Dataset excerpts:

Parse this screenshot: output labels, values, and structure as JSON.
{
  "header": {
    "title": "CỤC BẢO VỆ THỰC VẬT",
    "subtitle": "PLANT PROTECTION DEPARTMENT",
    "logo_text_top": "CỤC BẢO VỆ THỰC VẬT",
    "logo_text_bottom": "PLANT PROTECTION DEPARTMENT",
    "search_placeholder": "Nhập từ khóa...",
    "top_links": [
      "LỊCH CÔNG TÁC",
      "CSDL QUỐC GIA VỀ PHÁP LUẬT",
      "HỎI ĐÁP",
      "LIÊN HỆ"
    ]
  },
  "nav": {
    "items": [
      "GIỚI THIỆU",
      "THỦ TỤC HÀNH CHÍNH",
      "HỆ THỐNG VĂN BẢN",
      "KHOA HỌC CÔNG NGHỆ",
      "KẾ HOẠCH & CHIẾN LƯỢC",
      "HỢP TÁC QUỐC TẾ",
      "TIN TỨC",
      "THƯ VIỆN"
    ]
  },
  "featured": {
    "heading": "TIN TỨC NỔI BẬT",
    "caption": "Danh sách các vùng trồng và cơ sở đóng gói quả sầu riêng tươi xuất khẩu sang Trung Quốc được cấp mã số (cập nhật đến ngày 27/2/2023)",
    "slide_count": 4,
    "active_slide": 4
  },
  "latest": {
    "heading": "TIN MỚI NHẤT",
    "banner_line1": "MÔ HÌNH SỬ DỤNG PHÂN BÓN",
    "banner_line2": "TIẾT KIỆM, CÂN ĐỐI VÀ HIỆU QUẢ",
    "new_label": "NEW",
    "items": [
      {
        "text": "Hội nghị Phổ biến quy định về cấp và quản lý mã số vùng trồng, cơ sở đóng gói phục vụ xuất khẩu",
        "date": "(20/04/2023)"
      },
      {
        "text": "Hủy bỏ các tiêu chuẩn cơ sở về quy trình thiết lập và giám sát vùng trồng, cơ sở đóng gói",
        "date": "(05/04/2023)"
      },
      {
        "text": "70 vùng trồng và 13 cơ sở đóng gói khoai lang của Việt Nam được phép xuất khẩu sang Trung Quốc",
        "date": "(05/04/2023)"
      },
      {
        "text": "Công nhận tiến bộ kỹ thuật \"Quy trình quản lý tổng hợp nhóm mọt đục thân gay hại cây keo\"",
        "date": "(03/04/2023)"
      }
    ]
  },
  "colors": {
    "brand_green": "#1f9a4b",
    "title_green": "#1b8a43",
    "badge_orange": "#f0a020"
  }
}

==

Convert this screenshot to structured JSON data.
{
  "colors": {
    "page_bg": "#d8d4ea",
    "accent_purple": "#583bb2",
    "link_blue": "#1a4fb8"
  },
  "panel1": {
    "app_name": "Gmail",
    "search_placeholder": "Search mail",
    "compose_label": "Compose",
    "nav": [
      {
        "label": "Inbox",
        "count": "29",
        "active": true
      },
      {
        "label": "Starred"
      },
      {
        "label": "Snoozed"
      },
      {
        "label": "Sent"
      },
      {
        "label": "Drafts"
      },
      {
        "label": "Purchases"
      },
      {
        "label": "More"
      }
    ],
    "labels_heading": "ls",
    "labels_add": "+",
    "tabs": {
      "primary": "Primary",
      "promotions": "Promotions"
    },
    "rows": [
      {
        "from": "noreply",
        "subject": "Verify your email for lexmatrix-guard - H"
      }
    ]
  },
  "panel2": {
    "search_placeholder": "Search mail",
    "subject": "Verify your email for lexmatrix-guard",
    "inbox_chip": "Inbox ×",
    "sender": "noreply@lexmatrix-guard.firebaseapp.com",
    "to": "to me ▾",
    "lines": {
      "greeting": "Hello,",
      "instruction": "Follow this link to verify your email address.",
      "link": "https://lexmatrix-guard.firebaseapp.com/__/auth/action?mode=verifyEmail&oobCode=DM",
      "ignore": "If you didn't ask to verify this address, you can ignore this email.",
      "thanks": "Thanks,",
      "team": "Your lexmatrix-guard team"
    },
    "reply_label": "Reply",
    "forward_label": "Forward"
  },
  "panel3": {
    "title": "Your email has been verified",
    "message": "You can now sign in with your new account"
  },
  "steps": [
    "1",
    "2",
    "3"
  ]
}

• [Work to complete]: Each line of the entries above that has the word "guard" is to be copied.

• [Result]:
        "subject": "Verify your email for lexmatrix-guard - H"
    "subject": "Verify your email for lexmatrix-guard",
    "sender": "noreply@lexmatrix-guard.firebaseapp.com",
      "link": "https://lexmatrix-guard.firebaseapp.com/__/auth/action?mode=verifyEmail&oobCode=DM",
      "team": "Your lexmatrix-guard team"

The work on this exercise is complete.